**Aim of the exercise**
Please give the count of lines below with the string "nominal" in them, and no other words.

※

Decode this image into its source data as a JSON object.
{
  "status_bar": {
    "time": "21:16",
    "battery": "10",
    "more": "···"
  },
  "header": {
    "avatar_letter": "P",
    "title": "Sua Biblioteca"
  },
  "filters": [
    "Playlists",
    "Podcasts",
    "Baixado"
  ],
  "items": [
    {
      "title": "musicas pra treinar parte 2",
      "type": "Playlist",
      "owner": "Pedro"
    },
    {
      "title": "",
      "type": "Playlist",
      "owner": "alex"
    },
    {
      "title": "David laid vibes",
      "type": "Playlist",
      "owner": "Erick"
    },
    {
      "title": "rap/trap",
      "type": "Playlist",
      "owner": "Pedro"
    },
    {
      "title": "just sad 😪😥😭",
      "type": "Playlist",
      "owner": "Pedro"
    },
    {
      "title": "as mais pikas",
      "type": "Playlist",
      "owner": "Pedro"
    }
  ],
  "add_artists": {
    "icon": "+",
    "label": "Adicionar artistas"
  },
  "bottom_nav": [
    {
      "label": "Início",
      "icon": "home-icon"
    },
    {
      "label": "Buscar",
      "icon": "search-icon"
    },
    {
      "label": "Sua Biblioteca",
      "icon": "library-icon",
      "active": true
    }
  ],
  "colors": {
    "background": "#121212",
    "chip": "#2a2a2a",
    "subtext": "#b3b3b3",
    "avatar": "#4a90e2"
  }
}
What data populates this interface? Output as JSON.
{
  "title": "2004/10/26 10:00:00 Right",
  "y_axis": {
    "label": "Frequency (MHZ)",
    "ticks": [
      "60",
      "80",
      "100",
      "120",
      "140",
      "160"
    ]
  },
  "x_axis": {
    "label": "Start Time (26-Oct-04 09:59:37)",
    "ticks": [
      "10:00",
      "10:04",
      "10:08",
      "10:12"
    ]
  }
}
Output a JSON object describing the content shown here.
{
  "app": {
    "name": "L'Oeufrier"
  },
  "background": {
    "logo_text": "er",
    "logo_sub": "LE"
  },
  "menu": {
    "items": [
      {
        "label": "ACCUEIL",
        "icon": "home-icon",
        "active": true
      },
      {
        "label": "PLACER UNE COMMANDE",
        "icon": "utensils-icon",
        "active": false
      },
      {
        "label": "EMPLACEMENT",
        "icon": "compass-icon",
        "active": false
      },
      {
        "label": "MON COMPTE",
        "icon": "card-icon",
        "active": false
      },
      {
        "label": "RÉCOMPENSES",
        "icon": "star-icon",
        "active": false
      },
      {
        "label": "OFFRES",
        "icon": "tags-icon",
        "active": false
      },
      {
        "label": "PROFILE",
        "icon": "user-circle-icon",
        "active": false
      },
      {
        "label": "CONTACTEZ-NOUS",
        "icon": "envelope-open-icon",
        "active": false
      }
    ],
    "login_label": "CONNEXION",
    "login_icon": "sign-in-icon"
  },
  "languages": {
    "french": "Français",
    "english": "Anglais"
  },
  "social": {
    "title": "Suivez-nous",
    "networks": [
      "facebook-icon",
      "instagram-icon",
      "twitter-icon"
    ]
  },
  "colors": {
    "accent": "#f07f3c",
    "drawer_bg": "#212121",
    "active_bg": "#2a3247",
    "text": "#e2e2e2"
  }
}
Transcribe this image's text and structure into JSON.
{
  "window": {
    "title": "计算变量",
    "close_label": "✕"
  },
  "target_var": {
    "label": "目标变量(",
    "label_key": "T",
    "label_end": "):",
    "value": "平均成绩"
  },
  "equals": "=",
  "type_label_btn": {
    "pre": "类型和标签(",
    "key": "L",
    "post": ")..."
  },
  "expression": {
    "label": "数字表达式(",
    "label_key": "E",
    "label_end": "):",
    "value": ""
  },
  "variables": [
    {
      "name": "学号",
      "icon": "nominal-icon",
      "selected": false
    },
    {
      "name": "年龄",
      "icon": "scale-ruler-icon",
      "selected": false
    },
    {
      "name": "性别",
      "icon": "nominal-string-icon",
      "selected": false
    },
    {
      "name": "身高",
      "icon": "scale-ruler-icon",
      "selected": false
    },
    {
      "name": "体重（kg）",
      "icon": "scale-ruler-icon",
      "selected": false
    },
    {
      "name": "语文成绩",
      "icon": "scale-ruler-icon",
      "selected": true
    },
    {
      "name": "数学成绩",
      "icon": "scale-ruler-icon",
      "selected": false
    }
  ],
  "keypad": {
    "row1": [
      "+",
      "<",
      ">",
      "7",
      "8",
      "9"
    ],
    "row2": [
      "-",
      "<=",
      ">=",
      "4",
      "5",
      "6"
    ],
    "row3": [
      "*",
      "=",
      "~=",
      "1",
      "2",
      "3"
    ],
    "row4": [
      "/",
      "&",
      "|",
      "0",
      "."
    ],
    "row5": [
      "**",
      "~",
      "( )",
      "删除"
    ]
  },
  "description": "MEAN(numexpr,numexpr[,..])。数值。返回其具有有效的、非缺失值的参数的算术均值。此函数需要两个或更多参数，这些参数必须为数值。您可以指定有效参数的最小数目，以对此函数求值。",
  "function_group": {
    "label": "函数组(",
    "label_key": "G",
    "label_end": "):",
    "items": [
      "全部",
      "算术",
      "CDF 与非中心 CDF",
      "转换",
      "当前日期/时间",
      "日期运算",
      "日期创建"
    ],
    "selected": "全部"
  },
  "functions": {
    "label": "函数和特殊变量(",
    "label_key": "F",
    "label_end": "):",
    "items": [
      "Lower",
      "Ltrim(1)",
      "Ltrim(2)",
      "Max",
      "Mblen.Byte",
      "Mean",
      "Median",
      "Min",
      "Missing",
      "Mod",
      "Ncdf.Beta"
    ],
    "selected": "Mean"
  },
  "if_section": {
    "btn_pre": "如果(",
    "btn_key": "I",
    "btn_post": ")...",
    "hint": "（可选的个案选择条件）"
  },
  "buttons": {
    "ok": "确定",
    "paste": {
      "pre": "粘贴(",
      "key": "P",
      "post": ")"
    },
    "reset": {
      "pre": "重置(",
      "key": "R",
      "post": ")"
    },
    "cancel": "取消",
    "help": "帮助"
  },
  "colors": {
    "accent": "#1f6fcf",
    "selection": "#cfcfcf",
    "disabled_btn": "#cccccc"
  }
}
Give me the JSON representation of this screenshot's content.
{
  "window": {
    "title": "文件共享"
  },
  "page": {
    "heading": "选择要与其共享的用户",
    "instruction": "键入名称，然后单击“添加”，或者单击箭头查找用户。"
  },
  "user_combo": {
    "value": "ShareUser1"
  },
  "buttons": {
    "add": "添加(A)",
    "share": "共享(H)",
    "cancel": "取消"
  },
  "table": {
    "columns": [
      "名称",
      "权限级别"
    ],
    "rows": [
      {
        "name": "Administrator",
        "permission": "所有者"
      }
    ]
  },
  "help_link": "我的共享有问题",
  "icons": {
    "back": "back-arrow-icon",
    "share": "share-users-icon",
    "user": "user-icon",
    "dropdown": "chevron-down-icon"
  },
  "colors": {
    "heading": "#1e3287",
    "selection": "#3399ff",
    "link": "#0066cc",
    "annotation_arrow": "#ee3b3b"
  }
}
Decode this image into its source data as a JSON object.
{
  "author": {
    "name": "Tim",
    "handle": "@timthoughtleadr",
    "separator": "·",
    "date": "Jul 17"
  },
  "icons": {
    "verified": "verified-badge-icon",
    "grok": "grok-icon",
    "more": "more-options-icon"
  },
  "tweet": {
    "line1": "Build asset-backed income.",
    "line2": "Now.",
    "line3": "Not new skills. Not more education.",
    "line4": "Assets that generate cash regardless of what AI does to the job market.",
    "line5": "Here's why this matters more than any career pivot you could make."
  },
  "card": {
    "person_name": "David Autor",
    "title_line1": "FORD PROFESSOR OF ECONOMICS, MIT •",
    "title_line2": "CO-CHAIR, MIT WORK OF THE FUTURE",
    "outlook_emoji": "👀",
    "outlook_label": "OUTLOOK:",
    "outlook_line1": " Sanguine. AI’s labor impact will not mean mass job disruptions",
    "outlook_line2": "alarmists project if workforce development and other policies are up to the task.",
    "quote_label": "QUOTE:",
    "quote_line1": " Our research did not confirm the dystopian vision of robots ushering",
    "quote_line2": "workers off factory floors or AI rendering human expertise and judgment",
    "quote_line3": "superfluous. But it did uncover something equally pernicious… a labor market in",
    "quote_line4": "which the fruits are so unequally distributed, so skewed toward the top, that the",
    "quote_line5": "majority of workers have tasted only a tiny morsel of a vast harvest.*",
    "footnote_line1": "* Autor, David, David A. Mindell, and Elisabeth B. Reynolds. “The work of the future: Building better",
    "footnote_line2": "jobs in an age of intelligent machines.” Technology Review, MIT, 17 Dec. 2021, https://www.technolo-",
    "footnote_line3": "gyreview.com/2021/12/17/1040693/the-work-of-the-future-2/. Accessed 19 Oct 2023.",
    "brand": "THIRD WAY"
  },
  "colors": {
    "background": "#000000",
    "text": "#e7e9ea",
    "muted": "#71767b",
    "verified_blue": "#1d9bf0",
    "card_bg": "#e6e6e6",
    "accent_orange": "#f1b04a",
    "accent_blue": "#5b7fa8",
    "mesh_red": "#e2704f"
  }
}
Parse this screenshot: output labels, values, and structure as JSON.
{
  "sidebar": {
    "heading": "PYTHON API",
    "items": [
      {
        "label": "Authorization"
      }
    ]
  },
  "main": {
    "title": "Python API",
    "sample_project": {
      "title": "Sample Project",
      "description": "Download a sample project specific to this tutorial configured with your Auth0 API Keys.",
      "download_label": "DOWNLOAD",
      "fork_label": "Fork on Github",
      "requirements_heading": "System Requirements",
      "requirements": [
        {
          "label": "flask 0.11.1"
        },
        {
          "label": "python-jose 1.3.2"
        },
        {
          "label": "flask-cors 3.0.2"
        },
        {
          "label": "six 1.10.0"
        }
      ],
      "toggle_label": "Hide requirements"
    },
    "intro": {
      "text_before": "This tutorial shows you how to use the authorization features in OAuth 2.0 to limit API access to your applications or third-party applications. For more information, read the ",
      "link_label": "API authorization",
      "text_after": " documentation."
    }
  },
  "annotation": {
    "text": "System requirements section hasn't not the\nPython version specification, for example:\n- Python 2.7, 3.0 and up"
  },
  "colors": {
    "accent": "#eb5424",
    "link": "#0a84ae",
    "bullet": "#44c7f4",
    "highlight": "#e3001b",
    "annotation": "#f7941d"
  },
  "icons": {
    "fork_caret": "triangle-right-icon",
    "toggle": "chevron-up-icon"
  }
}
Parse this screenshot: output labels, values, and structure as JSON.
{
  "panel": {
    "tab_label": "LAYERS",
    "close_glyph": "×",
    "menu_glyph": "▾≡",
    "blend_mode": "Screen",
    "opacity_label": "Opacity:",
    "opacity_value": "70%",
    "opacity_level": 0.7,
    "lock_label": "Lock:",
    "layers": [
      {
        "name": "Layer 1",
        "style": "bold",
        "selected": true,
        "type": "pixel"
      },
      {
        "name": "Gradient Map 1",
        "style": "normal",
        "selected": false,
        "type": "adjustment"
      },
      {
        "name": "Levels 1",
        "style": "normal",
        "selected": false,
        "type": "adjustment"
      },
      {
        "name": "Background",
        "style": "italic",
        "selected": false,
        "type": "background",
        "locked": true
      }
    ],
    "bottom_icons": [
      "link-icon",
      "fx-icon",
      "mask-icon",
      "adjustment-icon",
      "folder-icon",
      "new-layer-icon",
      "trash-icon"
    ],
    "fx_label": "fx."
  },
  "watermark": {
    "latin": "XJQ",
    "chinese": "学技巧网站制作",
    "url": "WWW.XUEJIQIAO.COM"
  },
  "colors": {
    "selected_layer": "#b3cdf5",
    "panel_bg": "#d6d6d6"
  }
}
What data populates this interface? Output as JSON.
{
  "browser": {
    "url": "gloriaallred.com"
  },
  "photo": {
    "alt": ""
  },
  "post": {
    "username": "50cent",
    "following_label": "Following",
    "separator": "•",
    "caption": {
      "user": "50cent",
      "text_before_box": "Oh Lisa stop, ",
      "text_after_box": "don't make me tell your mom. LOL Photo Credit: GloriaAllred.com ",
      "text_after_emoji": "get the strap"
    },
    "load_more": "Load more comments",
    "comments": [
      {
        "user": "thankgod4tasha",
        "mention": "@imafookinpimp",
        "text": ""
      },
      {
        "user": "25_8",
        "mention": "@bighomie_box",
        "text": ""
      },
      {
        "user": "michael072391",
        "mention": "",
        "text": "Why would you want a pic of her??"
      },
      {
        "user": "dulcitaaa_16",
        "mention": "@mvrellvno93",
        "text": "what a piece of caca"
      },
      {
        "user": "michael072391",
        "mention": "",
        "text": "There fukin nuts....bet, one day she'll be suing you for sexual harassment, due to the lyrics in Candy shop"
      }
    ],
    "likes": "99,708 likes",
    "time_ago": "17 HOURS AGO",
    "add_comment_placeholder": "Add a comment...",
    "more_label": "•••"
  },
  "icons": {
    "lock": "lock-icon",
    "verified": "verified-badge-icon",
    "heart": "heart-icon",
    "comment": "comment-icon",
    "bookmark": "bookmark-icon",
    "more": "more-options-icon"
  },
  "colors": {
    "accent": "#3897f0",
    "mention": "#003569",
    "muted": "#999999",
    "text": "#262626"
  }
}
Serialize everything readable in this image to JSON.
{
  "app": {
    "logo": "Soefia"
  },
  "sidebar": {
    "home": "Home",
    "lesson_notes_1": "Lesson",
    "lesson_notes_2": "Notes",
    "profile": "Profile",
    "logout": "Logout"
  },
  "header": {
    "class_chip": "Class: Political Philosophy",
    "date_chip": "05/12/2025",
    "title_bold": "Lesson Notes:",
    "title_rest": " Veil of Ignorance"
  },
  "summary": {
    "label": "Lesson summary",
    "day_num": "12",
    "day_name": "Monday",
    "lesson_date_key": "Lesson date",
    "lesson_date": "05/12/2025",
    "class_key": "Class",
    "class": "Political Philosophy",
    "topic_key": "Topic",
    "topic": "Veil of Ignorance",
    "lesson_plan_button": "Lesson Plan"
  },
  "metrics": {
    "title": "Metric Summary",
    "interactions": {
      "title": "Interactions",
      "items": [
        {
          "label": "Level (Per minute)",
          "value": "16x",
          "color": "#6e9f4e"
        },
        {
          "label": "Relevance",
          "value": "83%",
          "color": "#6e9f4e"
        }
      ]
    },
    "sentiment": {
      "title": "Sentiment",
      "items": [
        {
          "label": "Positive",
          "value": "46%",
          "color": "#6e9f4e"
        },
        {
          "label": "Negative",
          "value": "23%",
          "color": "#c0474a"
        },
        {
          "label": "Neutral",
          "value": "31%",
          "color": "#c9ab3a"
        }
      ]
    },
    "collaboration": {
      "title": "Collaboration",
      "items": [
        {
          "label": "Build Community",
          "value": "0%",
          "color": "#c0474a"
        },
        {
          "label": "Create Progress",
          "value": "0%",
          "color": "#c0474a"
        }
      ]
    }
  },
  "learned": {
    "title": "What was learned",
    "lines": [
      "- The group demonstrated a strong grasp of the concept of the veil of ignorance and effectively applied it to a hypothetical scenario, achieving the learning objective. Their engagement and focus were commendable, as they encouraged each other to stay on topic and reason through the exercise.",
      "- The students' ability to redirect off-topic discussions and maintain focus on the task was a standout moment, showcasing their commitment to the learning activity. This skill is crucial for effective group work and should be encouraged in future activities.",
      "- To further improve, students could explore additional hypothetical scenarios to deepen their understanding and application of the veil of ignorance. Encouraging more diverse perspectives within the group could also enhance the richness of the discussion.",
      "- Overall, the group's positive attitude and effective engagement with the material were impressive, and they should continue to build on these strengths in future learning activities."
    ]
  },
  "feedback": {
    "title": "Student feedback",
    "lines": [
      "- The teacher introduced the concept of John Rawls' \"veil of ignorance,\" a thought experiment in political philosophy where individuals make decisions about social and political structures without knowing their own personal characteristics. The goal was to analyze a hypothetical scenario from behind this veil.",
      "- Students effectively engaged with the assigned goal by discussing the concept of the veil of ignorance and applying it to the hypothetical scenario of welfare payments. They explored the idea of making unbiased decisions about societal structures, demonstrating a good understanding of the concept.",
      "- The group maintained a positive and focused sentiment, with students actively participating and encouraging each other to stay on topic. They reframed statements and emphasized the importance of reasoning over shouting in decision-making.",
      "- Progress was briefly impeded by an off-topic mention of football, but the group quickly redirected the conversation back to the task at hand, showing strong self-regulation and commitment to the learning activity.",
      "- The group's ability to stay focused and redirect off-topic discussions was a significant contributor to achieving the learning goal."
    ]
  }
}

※

**Result of the task**
2